Where: Mountain View Ice Arena, 14313 S.E. Mill Plain Blvd.
Cost: $17 per class, between 7 and 9 classes per semester.
Contact: 360-896-8700 or http://mtviewice.com/
10. Take an aerial silks class
Do you have someone on your gift list who attended a Cirque de Soleil performance and envisions being gracefully suspended in the air on ribbons of fabric? If so, perhaps a series of aerial silks lessons would be a thoughtful holiday gift.
What: Six-session beginning aerial silks classes for teens and adults start in January. Classes include the opportunity to learn on the aerial silks, dance trapeze and lyra, or aerial hoop. Tricks, poses and sequences are taught to the strength of individual students. The class includes warm up, flexibility training, guided technique instruction and a warm down.
Who: A longtime dancer, Renee Donahue fell in love with aerial dance and teaches the six-week class.
When: 7:30 to 8:30 p.m. six Thursdays from Jan. 24 through Feb. 28.
Where: Danceworks Performing Arts, 11005 N.E. Fourth Plain Blvd.
Cost: $145 for six sessions; class size limited, advance registration required. No experience required.
Contact: 360-892-5664, firstname.lastname@example.org or https://danceworksperformingarts.com/aerial-silks/
11. Knit a scarf or design a sweater
What: One-on-one knitting instruction for beginners; advanced design classes as well as a social time of open knitting.
Who: Expert knitter and shop owner Jennifer Powell.
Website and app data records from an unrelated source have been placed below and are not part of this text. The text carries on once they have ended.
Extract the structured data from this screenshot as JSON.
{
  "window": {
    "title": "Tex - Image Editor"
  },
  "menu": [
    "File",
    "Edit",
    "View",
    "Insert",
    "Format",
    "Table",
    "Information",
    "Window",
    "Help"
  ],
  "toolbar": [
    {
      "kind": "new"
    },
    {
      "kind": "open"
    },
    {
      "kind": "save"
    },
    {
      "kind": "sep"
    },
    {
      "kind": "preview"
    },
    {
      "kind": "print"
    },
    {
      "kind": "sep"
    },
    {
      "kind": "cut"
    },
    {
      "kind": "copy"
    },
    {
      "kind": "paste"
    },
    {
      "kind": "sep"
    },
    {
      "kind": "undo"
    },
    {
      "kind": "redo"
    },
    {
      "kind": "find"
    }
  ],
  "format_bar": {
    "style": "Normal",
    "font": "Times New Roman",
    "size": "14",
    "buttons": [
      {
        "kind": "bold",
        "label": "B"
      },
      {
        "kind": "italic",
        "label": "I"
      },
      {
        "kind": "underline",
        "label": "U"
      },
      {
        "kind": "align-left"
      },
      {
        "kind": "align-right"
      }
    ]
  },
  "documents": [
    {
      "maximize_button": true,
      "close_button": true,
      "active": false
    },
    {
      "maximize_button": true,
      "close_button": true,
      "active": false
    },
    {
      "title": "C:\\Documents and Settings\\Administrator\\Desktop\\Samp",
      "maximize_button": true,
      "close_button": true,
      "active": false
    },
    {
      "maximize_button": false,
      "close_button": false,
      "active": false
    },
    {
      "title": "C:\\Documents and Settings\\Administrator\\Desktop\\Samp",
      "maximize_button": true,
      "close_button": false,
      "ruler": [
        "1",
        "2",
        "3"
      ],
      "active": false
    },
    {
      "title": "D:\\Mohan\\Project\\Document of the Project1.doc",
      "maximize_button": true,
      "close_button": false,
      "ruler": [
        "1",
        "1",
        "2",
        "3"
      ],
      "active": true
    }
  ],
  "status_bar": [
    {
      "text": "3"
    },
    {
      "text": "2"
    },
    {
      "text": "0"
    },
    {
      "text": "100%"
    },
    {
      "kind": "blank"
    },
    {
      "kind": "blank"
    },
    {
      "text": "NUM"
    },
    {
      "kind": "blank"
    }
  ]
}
When: Beginning knitters are taught individually through a series of one-on-one lessons at no charge. Beginners use an easy pattern and the knit stitch to create a scarf. Next, beginners learn to purl and create another scarf using both the knit and purl stitches. Advanced classes on designing socks and sweaters, including a fisherman’s sweater, begin in December and January. Advanced classes are eight to ten weeks. Social knitting — in which knitters gather at the shop and work on individual projects while they chat — begins at 1:30 p.m. on Wednesdays and Thursdays.
Where: Wag Tails Yarns, 982 E St., Washougal
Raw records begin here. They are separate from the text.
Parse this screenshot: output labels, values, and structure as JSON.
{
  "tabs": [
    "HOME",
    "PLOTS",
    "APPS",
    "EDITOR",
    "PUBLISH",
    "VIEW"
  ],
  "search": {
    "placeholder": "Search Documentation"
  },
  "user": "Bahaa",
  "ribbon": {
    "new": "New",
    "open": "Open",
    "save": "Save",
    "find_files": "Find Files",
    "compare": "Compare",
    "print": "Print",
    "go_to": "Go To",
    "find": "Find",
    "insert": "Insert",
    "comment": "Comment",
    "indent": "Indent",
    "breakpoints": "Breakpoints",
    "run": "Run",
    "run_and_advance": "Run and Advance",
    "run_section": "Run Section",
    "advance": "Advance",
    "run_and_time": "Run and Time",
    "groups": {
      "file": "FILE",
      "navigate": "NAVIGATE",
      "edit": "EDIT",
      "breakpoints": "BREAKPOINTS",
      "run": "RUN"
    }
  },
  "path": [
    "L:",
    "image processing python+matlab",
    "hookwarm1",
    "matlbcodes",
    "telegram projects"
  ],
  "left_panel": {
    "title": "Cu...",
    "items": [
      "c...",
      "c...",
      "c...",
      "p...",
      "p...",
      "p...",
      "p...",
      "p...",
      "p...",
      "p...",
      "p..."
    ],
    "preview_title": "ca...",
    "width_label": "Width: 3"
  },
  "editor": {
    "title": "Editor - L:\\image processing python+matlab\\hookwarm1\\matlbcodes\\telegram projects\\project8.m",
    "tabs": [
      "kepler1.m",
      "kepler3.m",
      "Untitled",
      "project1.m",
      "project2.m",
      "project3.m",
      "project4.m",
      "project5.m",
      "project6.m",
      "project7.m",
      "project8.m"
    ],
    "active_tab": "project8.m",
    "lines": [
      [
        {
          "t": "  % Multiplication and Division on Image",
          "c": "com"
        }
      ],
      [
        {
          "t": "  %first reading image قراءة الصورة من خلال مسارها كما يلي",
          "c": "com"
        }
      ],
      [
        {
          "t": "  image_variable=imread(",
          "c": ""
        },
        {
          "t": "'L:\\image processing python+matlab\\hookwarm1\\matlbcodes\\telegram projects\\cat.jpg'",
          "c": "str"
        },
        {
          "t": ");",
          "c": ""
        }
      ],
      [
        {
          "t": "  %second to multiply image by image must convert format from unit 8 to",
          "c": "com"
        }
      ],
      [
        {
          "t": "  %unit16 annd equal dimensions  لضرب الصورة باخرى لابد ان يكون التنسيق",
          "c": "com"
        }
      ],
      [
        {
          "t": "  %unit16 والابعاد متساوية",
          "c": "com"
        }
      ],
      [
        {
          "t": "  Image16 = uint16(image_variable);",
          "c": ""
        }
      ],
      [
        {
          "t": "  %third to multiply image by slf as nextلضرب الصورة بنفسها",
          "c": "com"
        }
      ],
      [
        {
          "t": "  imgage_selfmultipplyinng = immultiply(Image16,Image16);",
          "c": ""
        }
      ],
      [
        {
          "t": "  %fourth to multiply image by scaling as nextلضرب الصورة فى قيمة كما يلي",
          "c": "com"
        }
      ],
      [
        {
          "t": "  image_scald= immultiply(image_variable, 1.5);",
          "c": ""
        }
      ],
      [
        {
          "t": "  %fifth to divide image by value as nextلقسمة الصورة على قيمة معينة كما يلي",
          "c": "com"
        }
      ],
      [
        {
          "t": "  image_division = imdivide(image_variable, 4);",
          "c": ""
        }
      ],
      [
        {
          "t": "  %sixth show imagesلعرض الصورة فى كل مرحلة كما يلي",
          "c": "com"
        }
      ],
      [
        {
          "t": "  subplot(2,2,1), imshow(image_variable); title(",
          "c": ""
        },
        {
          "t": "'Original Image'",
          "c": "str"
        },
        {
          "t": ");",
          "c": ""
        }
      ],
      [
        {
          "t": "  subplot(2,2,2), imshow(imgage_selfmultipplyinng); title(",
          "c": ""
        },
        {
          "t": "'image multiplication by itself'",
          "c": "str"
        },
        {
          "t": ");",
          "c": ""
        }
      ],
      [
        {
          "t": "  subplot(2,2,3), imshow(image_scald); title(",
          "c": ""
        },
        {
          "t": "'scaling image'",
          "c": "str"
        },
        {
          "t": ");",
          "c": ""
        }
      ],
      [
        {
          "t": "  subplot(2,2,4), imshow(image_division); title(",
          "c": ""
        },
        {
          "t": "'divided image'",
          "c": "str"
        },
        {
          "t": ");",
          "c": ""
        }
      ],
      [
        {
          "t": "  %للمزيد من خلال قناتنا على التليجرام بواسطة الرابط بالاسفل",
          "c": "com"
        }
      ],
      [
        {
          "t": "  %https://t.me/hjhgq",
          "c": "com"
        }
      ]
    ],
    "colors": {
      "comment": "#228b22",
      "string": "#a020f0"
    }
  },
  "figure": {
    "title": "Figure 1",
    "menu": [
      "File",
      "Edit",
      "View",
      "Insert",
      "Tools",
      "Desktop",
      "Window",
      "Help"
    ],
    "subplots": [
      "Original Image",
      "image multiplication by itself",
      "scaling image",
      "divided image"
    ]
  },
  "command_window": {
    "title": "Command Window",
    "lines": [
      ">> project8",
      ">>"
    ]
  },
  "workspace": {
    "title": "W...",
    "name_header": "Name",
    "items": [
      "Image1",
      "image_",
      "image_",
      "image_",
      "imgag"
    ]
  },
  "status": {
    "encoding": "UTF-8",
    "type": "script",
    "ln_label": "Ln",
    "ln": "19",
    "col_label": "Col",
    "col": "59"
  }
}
Cost: Beginning knitting classes are free, but a skein of yarn, needles and patterns cost $15 to $20. Advanced design classes cost $45 to $50 for six-to-eight-week classes.
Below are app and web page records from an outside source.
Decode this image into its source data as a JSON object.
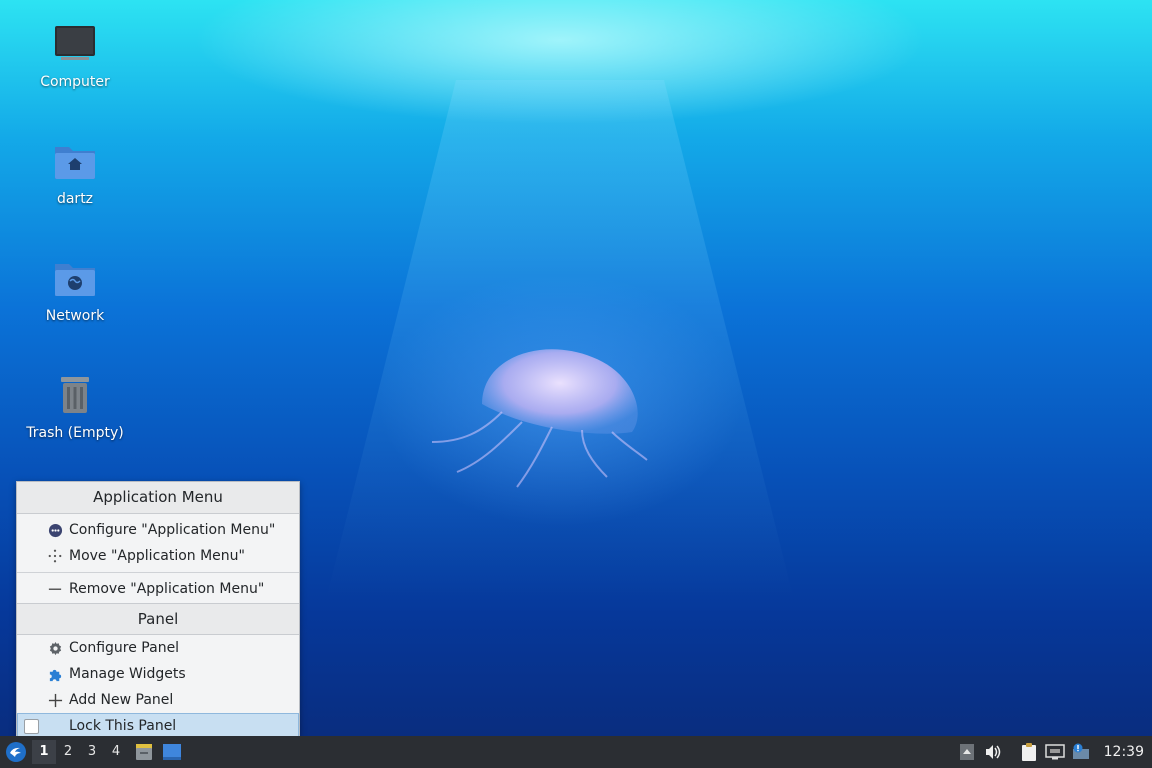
{
  "desktop": {
    "icons": [
      {
        "label": "Computer"
      },
      {
        "label": "dartz"
      },
      {
        "label": "Network"
      },
      {
        "label": "Trash (Empty)"
      }
    ]
  },
  "context_menu": {
    "section1_title": "Application Menu",
    "items1": [
      {
        "label": "Configure \"Application Menu\"",
        "icon": "settings-round-icon"
      },
      {
        "label": "Move \"Application Menu\"",
        "icon": "move-icon"
      },
      {
        "label": "Remove \"Application Menu\"",
        "icon": "remove-icon"
      }
    ],
    "section2_title": "Panel",
    "items2": [
      {
        "label": "Configure Panel",
        "icon": "gear-icon"
      },
      {
        "label": "Manage Widgets",
        "icon": "puzzle-icon"
      },
      {
        "label": "Add New Panel",
        "icon": "plus-icon"
      },
      {
        "label": "Lock This Panel",
        "icon": "checkbox"
      }
    ]
  },
  "taskbar": {
    "workspaces": [
      "1",
      "2",
      "3",
      "4"
    ],
    "active_workspace": "1",
    "clock": "12:39"
  },
  "colors": {
    "panel_bg": "#2b2e33",
    "menu_bg": "#f3f4f5",
    "highlight": "#c8dff2"
  }
}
“My goal is for people to enjoy knitting and to gain a sense of their own personal creativity. We are a design house with boutique yarns. We can help people take their own ideas and grow in the direction they want to go. You can make stuff with beautiful fibers and colors. We show people that knitting isn’t intimidating. If a knitter is having problems with a project, just bring it in and we’ll get you going again. When you come in, you’ll get the help of very knowledgeable knitters.” — Jennifer Powell, expert knitter
12. Paint a picture
What: Learn to paint via weekly classes, open studio time or one-night workshops.
Who: Artist and art instructor Elida Field.
When: Specific classes include:
• Art for teens: weekly painting instruction for youth sixth through 12th grade, 4 to 5:30 p.m. Wednesdays, $130 per month
• Painting for adults of all skill levels, adult acrylic painting techniques: 6:30 to 9 p.m. Mondays or 9:30 a.m. to noon Tuesdays
• Open studio time 12:30 to 3 p.m. Tuesdays.
• Wine Bottle Paint Night, 6:30 to 8:30 p.m. Jan. 10. Bring a label from your favorite wine and Elida will teach you to paint a wine bottle and wine glasses on an 11-by-14 canvas. You affix the wine label to your finished painting, $65.
• Warrior Horse Paint Night, 4 to 6 p.m. Jan. 20. Paint a warrior horse on an 8-by-10 canvas. Adults and teens of all experience levels are welcome, $45.
Where: Elida Art Studio and Gallery, 735 N.E. Sixth Ave., Camas
Cost: $130 for a month of classes for teens; Art, Women, Wine art for adults $125 per month membership gives you access to Monday night and Tuesday morning class, open studio time, opportunity to sell your art through Elida’s website and art show participation; one-night workshops for painters with no experience needed, typically $65.
Contact: 360-984-8333 or email@example.com or https://www.elidaart.com/